If your boss has ever done a post-purchase consumer survey, sitting at her desk over lunch, then honestly it shouldn’t take terribly much longer than that. (Okay, we’re exaggerating – a good recommendation does require some thought and a little effort – but really, this is not such an onerous task. Not for someone who KNOWS YOU. Who thinks you’re the bees’ knees and wants you to be successful in this thing that’s important to you. Who’s doing more than just going through the motions in saying that they support you. Anyone who will do a good job on their recommendation for you is not going to have a major problem with how burdensome it is. If they are griping about it, maybe that’s a signal that they’re not the best choice? Or that you haven’t prepped them appropriately.)

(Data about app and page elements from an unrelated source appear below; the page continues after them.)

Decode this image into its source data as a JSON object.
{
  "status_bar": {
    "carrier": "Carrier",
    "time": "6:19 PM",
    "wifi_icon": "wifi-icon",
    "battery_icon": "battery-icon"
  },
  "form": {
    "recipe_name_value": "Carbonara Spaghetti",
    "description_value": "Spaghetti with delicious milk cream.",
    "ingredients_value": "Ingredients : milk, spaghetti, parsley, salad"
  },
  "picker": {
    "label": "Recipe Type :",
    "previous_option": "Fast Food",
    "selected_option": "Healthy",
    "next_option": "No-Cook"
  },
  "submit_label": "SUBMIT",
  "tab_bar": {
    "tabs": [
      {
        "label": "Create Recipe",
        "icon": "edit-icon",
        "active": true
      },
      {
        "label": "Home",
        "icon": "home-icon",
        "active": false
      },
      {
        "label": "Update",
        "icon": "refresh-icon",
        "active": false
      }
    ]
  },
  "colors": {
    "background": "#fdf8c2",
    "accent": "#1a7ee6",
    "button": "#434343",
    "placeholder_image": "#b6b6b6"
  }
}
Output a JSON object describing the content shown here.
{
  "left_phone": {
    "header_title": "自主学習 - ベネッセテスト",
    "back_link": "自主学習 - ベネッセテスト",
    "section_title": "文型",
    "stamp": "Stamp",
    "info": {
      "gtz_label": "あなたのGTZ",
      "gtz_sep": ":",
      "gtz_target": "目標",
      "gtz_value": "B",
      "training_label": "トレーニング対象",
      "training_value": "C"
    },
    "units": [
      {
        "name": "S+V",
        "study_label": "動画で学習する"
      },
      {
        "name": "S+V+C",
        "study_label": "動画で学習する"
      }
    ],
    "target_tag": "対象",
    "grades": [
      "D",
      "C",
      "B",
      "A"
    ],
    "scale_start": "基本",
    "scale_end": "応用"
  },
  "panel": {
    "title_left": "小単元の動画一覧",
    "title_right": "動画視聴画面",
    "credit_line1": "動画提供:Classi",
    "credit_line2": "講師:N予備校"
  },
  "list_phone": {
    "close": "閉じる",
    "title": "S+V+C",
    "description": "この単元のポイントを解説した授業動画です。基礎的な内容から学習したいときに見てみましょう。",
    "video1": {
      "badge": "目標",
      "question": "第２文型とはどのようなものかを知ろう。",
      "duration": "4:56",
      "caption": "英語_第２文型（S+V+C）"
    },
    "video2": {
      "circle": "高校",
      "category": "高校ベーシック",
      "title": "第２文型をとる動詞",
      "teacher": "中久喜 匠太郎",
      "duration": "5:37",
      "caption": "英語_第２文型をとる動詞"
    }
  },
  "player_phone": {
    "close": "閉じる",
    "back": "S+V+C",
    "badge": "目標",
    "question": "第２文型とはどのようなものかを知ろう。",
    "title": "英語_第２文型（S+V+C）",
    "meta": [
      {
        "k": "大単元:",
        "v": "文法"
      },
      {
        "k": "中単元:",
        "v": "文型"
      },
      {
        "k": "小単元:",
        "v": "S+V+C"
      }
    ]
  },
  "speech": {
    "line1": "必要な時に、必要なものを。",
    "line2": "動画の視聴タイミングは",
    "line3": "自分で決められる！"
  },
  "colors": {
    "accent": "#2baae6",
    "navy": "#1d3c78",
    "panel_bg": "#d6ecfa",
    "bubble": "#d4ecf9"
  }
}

The other big objection is cultural. “In my country, recommendations are not done like this, and a junior person would never ask for one in this way. My boss simply wouldn’t understand.”
We have more sympathy for this one, but even so, we wonder. You’re saying you want to go to Harvard or Wharton or Kellogg (or Tuck). You’re claiming that you’re a leader, someone with maturity, who knows how to work with your colleagues and influence the organization. You have an interest in coming to the U.S. for your graduate business education, specifically because of the network and the global opportunities that it would open up to you. You want to be hired by an American company when you graduate. By implication, you’re stating to the adcom that you have cultural awareness and emotional intelligence.
And yet you can’t make a case to your boss for why this is important??
As to those admissions consultants who offer to do the work for you: That is not a solution to the problem in any shape, manner or form. You’re outsourcing this incredibly important task to someone who you’ve known for a couple weeks. OMG that is such a bad idea. (Besides the fact that it’s so completely disrespectful of the process, and of the schools themselves. When you have an admissions consultant doing this, they’re pissing all over the school’s application; they’re saying that they know better than the Tuck Admissions Committee on what’s required for a thorough evaluation of a candidate for admission. Like, wow.)
OK, off our high horse now.
We’ll mention the two resources that we do offer to applicants:
- The Letters of Recommendation App Accelerator offers guidelines for choosing your best recommenders based on their relationship to you and the purpose that they can serve in advancing your candidacy, and lets you submit your plan for who you will select so we can give feedback to you on the appropriateness (and optimality) of your choices
- The Recommender’s Instruction Sets is a customized packet of “How to write recommendations” that you can distribute to your recommenders, which explains the importance of this task and helps them simplify the process, specific to the exact schools you’re applying to
There are also plenty of posts here on the blahg about the topic of recommenders, who to choose, how to get them on board.
Yes we have an opinion on this. You don’t have to agree with our opinion, but if you don’t, then this is likely one more area where we’re probably not the ‘Snark for you.
We thought we were going to discuss this yesterday but we veered off in other still-relevant-but-not-quite-directly-answering-the-question directions. So then. How do you ask your boss for the letter of recommendation? You simply ask. “Jane, I’ve become really excited by the idea of going back to school for a graduate degree, and I’ve decided I want…